No Genetic Problems

Genetically speaking, there is no problem here, since the specialization in inbreeding that leads to genetic problems of a physical and mental nature does not develop until a family has been in existence for a good long time.

Morals Not an Issue

What does this concept do to Biblical morality and the Commandments of God? It does nothing, of course. The rules governing intermarriage were not given in those days since they had no meaning until there were alternatives. The mating of brother and sister does not involve a moral wrong on the functional level. The moral issue is a matter of respect for ones parents: ”The nakedness of thy sister, the daughter of thy father, or daughter of thy mother, whether she be born at home, or born abroad, even their nakedness thou shalt not uncover (Lev. 1:9).”

When there were alternatives and sons could make choices, then these rules had meaning that related to character. Had intermarriage been inherently immoral God would have forbidden it from the start, but then He would have had to start the race out with more than one created pair, which of course He did not. Obviously God, Who has a greater concern for morality than any theological gainsayer, was not concerned with this imaginary problem.


Physiologically speaking there were no problems either. A sister is just as much a woman as a non-relative, she is just as capable of being a wife and mother, and she is (or at least she can be) just as attractive and appealing as any other woman. As to biology, anatomy, morphology, cytology, histology and any other related discipline of physiology, a sister stands in the same relationship to a brother as any woman to any man. We do not consider it appropriate to find our sisters sexually attractive today because we are taught not to. This is a prohibition that is from antiquity. Good men recognize this and, out of character, make it an inalienable part of the personality. But before these prohibitions were made, and when there were no alternatives, these kinds of moral rules could not be, and were not made.

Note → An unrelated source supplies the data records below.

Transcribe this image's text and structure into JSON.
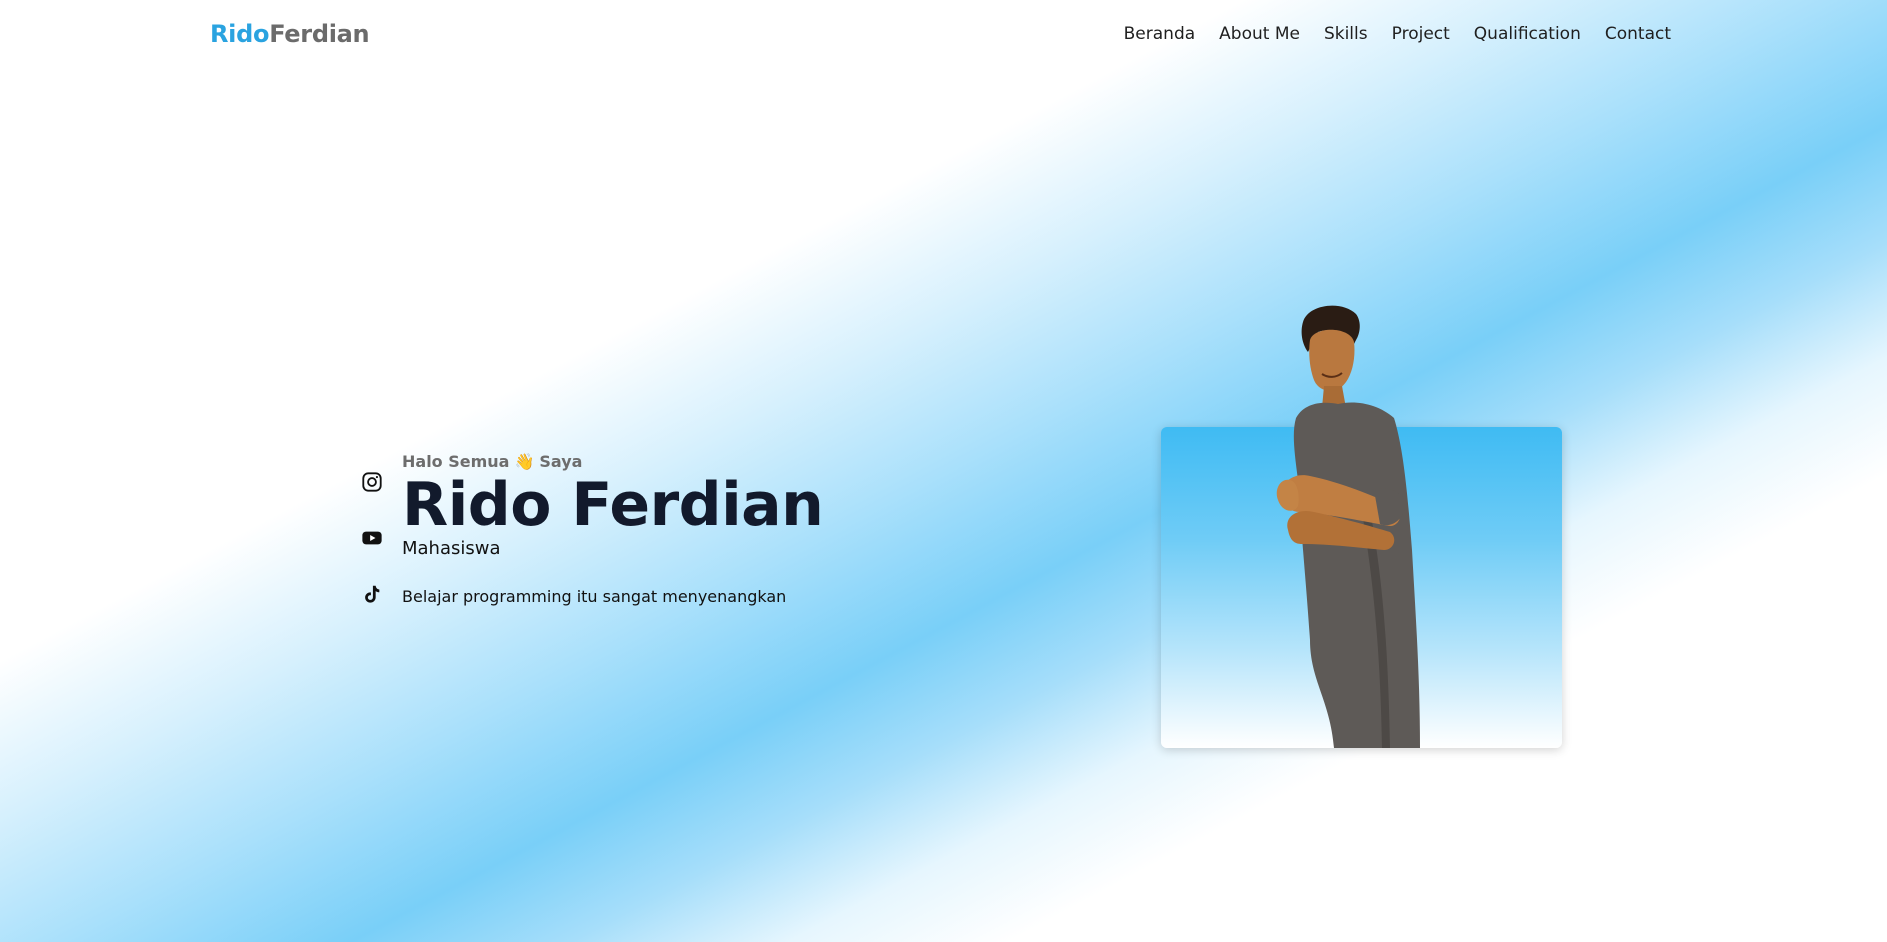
{
  "header": {
    "logo_first": "Rido",
    "logo_last": "Ferdian",
    "nav": [
      "Beranda",
      "About Me",
      "Skills",
      "Project",
      "Qualification",
      "Contact"
    ]
  },
  "social": [
    {
      "name": "instagram-icon"
    },
    {
      "name": "youtube-icon"
    },
    {
      "name": "tiktok-icon"
    }
  ],
  "hero": {
    "greeting_before": "Halo Semua",
    "greeting_emoji": "👋",
    "greeting_after": "Saya",
    "name": "Rido Ferdian",
    "role": "Mahasiswa",
    "tagline": "Belajar programming itu sangat menyenangkan"
  },
  "colors": {
    "accent": "#2aa3e0",
    "logo_gray": "#6b6b6b",
    "name_dark": "#121a2c",
    "photo_bg": "#3fbbf3"
  }
}
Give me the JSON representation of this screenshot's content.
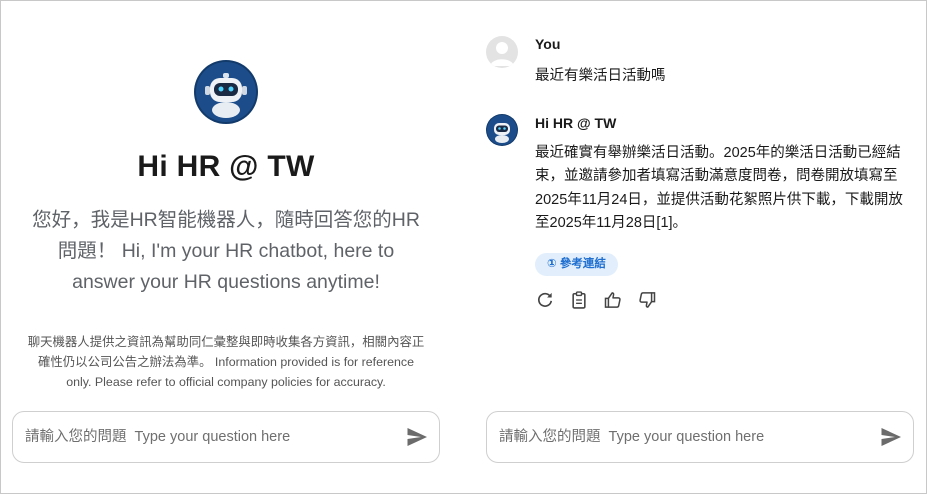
{
  "welcome": {
    "title": "Hi HR @ TW",
    "subtitle": "您好，我是HR智能機器人，隨時回答您的HR問題！ Hi, I'm your HR chatbot, here to answer your HR questions anytime!",
    "disclaimer": "聊天機器人提供之資訊為幫助同仁彙整與即時收集各方資訊，相關內容正確性仍以公司公告之辦法為準。 Information provided is for reference only. Please refer to official company policies for accuracy."
  },
  "input": {
    "placeholder": "請輸入您的問題  Type your question here",
    "send_icon": "send-icon"
  },
  "conversation": {
    "user": {
      "name": "You",
      "message": "最近有樂活日活動嗎"
    },
    "bot": {
      "name": "Hi HR @ TW",
      "message": "最近確實有舉辦樂活日活動。2025年的樂活日活動已經結束，並邀請參加者填寫活動滿意度問卷，問卷開放填寫至2025年11月24日，並提供活動花絮照片供下載，下載開放至2025年11月28日[1]。",
      "reference_chip": "① 參考連結"
    },
    "actions": [
      "refresh-icon",
      "clipboard-icon",
      "thumbs-up-icon",
      "thumbs-down-icon"
    ]
  },
  "colors": {
    "accent": "#1f6fd0",
    "chip_bg": "#e2eefc",
    "bot_avatar_bg": "#123a6b"
  }
}
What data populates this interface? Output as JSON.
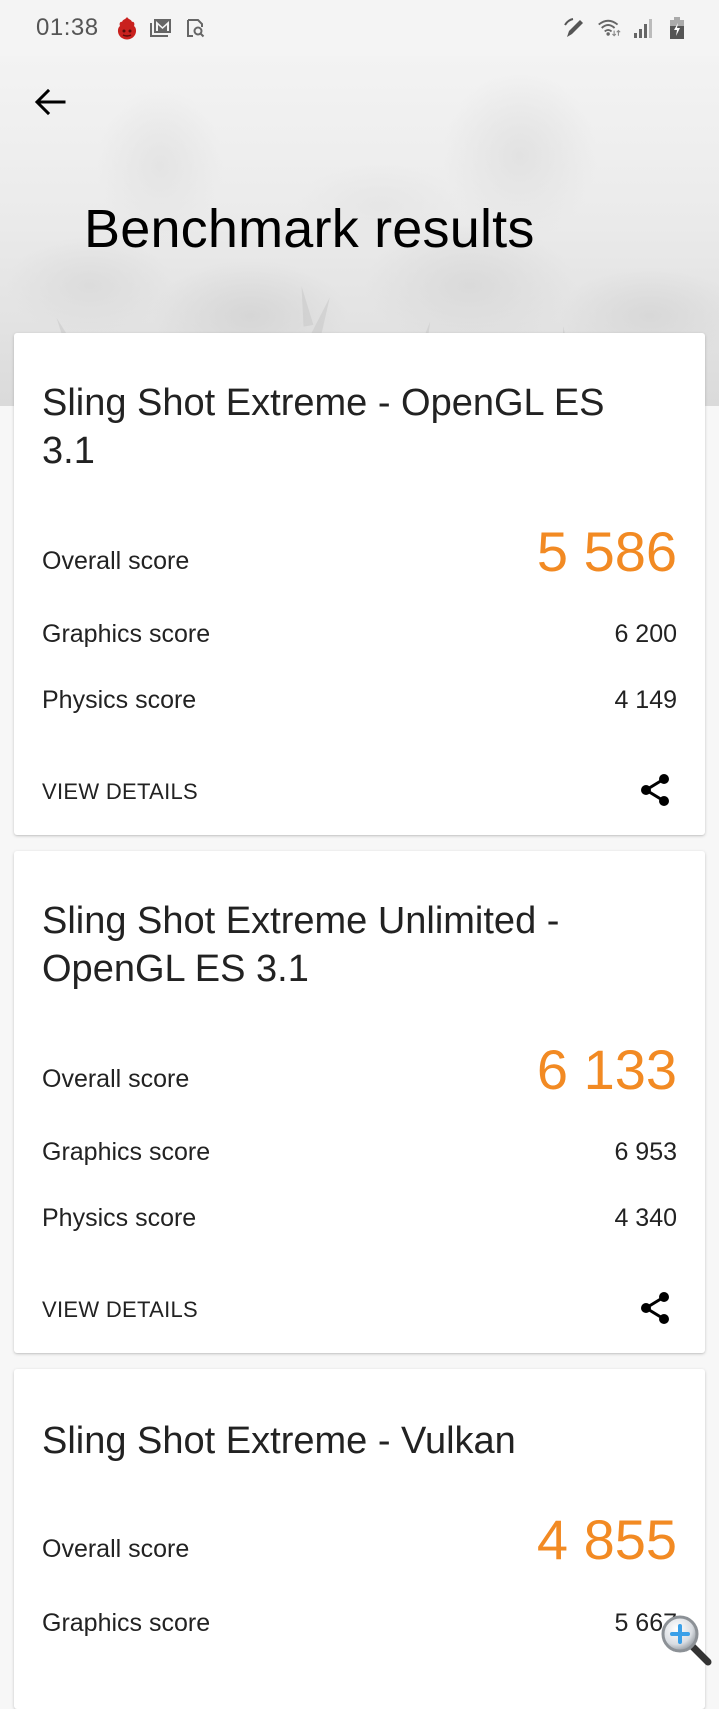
{
  "status_bar": {
    "time": "01:38",
    "left_icons": [
      "antutu-app-icon",
      "gmail-icon",
      "screen-search-icon"
    ],
    "right_icons": [
      "pen-icon",
      "wifi-icon",
      "signal-icon",
      "battery-charging-icon"
    ]
  },
  "header": {
    "back_icon": "arrow-left-icon",
    "title": "Benchmark results"
  },
  "accent_color": "#f28a23",
  "results": [
    {
      "title": "Sling Shot Extreme - OpenGL ES 3.1",
      "overall_label": "Overall score",
      "overall_value": "5 586",
      "graphics_label": "Graphics score",
      "graphics_value": "6 200",
      "physics_label": "Physics score",
      "physics_value": "4 149",
      "view_details_label": "VIEW DETAILS",
      "share_icon": "share-icon"
    },
    {
      "title": "Sling Shot Extreme Unlimited - OpenGL ES 3.1",
      "overall_label": "Overall score",
      "overall_value": "6 133",
      "graphics_label": "Graphics score",
      "graphics_value": "6 953",
      "physics_label": "Physics score",
      "physics_value": "4 340",
      "view_details_label": "VIEW DETAILS",
      "share_icon": "share-icon"
    },
    {
      "title": "Sling Shot Extreme - Vulkan",
      "overall_label": "Overall score",
      "overall_value": "4 855",
      "graphics_label": "Graphics score",
      "graphics_value": "5 667"
    }
  ],
  "overlay": {
    "zoom_icon": "magnifier-zoom-in-icon"
  }
}
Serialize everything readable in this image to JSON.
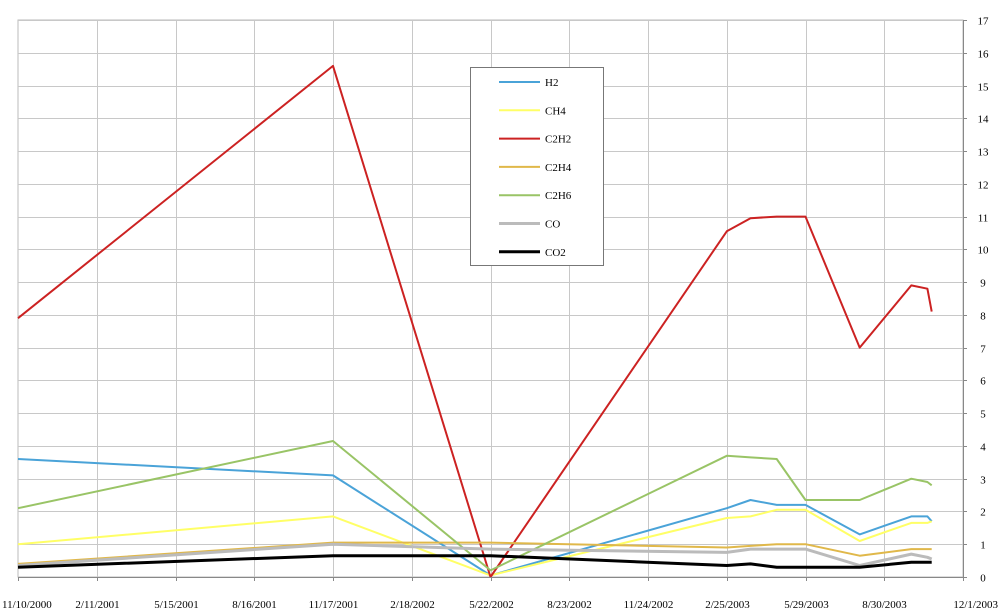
{
  "chart_data": {
    "type": "line",
    "title": "",
    "xlabel": "",
    "ylabel": "",
    "ylim": [
      0,
      17
    ],
    "y_axis_side": "right",
    "yticks": [
      0,
      1,
      2,
      3,
      4,
      5,
      6,
      7,
      8,
      9,
      10,
      11,
      12,
      13,
      14,
      15,
      16,
      17
    ],
    "x_tick_labels": [
      "11/10/2000",
      "2/11/2001",
      "5/15/2001",
      "8/16/2001",
      "11/17/2001",
      "2/18/2002",
      "5/22/2002",
      "8/23/2002",
      "11/24/2002",
      "2/25/2003",
      "5/29/2003",
      "8/30/2003",
      "12/1/2003"
    ],
    "grid": true,
    "legend_position": "top-center",
    "x": [
      "11/10/2000",
      "11/17/2001",
      "5/22/2002",
      "2/25/2003",
      "3/25/2003",
      "4/25/2003",
      "5/29/2003",
      "8/1/2003",
      "10/1/2003",
      "10/20/2003",
      "10/25/2003"
    ],
    "series": [
      {
        "name": "H2",
        "color": "#4aa3d8",
        "width": 2,
        "values": [
          3.6,
          3.1,
          0.05,
          2.1,
          2.35,
          2.2,
          2.2,
          1.3,
          1.85,
          1.85,
          1.7
        ]
      },
      {
        "name": "CH4",
        "color": "#ffff66",
        "width": 2,
        "values": [
          1.0,
          1.85,
          0.05,
          1.8,
          1.85,
          2.05,
          2.05,
          1.1,
          1.65,
          1.65,
          1.7
        ]
      },
      {
        "name": "C2H2",
        "color": "#cc2222",
        "width": 2,
        "values": [
          7.9,
          15.6,
          0.0,
          10.55,
          10.95,
          11.0,
          11.0,
          7.0,
          8.9,
          8.8,
          8.1
        ]
      },
      {
        "name": "C2H4",
        "color": "#e0b84a",
        "width": 2,
        "values": [
          0.4,
          1.05,
          1.05,
          0.9,
          0.95,
          1.0,
          1.0,
          0.65,
          0.85,
          0.85,
          0.85
        ]
      },
      {
        "name": "C2H6",
        "color": "#99c466",
        "width": 2,
        "values": [
          2.1,
          4.15,
          0.2,
          3.7,
          3.65,
          3.6,
          2.35,
          2.35,
          3.0,
          2.9,
          2.8
        ]
      },
      {
        "name": "CO",
        "color": "#bbbbbb",
        "width": 3,
        "values": [
          0.35,
          1.0,
          0.85,
          0.75,
          0.85,
          0.85,
          0.85,
          0.35,
          0.7,
          0.6,
          0.55
        ]
      },
      {
        "name": "CO2",
        "color": "#000000",
        "width": 3,
        "values": [
          0.3,
          0.65,
          0.65,
          0.35,
          0.4,
          0.3,
          0.3,
          0.3,
          0.45,
          0.45,
          0.45
        ]
      }
    ]
  }
}
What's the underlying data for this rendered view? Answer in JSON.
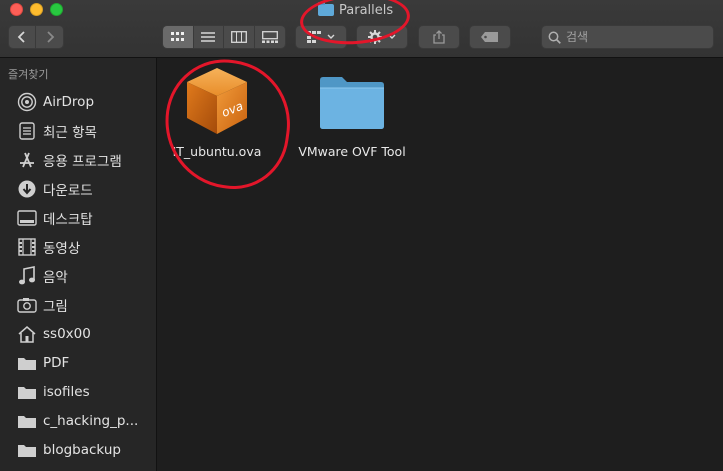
{
  "window": {
    "title": "Parallels"
  },
  "toolbar": {
    "view_modes": [
      "icon-view",
      "list-view",
      "column-view",
      "gallery-view"
    ],
    "active_view": 0,
    "search_placeholder": "검색"
  },
  "sidebar": {
    "heading": "즐겨찾기",
    "items": [
      {
        "label": "AirDrop",
        "icon": "airdrop-icon"
      },
      {
        "label": "최근 항목",
        "icon": "recents-icon"
      },
      {
        "label": "응용 프로그램",
        "icon": "applications-icon"
      },
      {
        "label": "다운로드",
        "icon": "downloads-icon"
      },
      {
        "label": "데스크탑",
        "icon": "desktop-icon"
      },
      {
        "label": "동영상",
        "icon": "movies-icon"
      },
      {
        "label": "음악",
        "icon": "music-icon"
      },
      {
        "label": "그림",
        "icon": "pictures-icon"
      },
      {
        "label": "ss0x00",
        "icon": "home-icon"
      },
      {
        "label": "PDF",
        "icon": "folder-icon"
      },
      {
        "label": "isofiles",
        "icon": "folder-icon"
      },
      {
        "label": "c_hacking_p...",
        "icon": "folder-icon"
      },
      {
        "label": "blogbackup",
        "icon": "folder-icon"
      }
    ]
  },
  "files": [
    {
      "label": "IT_ubuntu.ova",
      "icon": "ova-package-icon",
      "badge": "ova"
    },
    {
      "label": "VMware OVF Tool",
      "icon": "folder-icon"
    }
  ],
  "colors": {
    "accent_folder": "#5fa9d9",
    "annotation": "#e3162a",
    "ova_box": "#e07a1c"
  }
}
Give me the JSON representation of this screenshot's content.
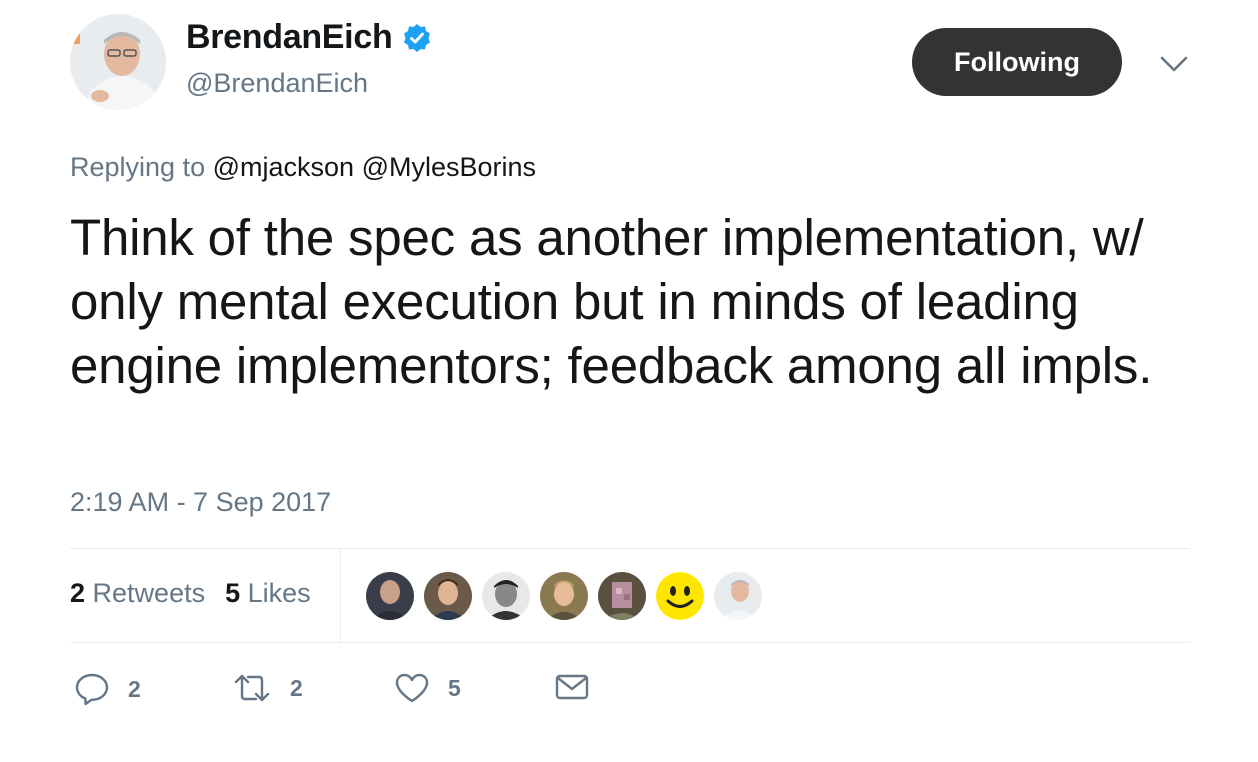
{
  "author": {
    "name": "BrendanEich",
    "handle": "@BrendanEich",
    "verified": true
  },
  "follow_button": {
    "label": "Following"
  },
  "reply_context": {
    "prefix": "Replying to",
    "mentions": [
      "@mjackson",
      "@MylesBorins"
    ]
  },
  "tweet": {
    "text": "Think of the spec as another implementation, w/ only mental execution but in minds of leading engine implementors; feedback among all impls.",
    "timestamp": "2:19 AM - 7 Sep 2017"
  },
  "stats": {
    "retweets_count": "2",
    "retweets_label": "Retweets",
    "likes_count": "5",
    "likes_label": "Likes"
  },
  "actions": {
    "reply_count": "2",
    "retweet_count": "2",
    "like_count": "5"
  },
  "colors": {
    "text": "#14171a",
    "secondary": "#657786",
    "verified": "#1da1f2",
    "button_bg": "#333333",
    "divider": "#e6ecf0"
  }
}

And so Cain’s wife was one of his sisters. Is there any reason at all that this is a wrong or that it should be considered a legitimate Biblical problem? No; there is none whatsoever. It may be dismissed entirely as another of the dishonest, ill-thought, and desperate attempts of detractors to see problems where none exist. This is what we would naturally expect; this is the only way it could have been under any consideration; and there was nothing anthropologically, genetically, physiologically, ethically, socially, theologically, or morally wrong with that.

© Daniel Earl Cripe, December 26, 2008